It’s hoped the test, based on insights from human patients, could help vets start treatment earlier and save the lives of many dogs.
Current diagnosis is based on biopsies, which are expensive and can lead to complications.
Vets based at the University of Edinburgh’s Royal (Dick) School of Veterinary Studies teamed up with medical doctors to look at blood levels of a molecule known as miR-122 in 250 dogs.
The molecule is found in high levels in people living with liver disease.
Dogs with liver disease were also found to have significantly higher levels of miR-122 compared with healthy dogs.
The team is to launch a testing kit to help vets worldwide following the study, published in the Journal of Veterinary Internal Medicine.
Lead vet researcher, Professor Richard Mellanby from The Hospital for Small Animals at Edinburgh University, said: “We have found a specific, sensitive and non-invasive way to detect liver damage in dogs. We hope that our test will greatly improve outcomes by allowing vets to make rapid and accurate diagnosis.”

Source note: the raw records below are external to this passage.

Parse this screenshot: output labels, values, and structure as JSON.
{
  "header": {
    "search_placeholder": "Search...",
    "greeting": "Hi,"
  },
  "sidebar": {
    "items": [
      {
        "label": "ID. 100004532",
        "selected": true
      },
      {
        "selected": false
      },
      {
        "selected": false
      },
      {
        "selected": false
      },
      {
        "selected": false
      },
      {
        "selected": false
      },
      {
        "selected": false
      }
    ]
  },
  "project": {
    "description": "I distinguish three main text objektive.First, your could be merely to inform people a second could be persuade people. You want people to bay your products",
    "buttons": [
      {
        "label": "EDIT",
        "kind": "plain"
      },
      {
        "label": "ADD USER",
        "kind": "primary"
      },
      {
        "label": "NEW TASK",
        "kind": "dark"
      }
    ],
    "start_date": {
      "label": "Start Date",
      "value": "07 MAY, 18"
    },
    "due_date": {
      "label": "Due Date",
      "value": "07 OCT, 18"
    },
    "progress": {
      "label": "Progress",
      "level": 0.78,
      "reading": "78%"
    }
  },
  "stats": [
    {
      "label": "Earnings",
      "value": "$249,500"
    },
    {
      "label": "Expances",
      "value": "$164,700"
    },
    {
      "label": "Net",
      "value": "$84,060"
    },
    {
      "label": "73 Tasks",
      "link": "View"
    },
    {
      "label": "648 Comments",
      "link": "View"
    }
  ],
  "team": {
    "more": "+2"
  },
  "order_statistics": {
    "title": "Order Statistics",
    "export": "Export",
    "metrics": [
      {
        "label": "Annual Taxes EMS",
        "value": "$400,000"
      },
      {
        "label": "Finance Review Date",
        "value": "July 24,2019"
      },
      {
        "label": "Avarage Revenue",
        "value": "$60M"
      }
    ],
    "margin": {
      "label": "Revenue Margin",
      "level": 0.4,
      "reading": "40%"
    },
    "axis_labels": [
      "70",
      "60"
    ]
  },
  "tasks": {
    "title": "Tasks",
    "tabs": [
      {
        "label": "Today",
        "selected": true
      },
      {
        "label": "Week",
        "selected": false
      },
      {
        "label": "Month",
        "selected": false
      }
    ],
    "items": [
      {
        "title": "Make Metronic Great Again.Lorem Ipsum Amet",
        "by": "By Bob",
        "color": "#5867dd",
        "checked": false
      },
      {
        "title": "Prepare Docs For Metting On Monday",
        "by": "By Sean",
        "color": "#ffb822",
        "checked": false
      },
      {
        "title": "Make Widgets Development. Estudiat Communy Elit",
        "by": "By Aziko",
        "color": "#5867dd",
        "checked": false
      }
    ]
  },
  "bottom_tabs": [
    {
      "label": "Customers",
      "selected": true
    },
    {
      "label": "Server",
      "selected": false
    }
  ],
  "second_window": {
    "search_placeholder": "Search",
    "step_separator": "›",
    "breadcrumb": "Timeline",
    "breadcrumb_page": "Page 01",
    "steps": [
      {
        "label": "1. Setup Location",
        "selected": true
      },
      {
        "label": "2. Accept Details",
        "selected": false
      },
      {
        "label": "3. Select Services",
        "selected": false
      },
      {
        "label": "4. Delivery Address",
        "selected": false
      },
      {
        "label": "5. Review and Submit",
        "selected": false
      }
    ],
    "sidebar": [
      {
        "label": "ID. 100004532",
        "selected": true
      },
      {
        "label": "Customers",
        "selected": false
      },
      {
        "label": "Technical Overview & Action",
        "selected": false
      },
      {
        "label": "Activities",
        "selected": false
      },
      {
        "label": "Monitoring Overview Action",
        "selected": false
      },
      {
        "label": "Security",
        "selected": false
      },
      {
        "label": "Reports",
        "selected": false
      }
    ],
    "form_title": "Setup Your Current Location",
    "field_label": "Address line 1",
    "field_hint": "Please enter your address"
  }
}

Dr James Dear, reader at Edinburgh University’s Centre for Cardiovascular Science and NHS doctor, who co-led the study, said: “I am delighted that the blood test we developed to improve the diagnosis of liver disease in humans can be used to help dogs too.”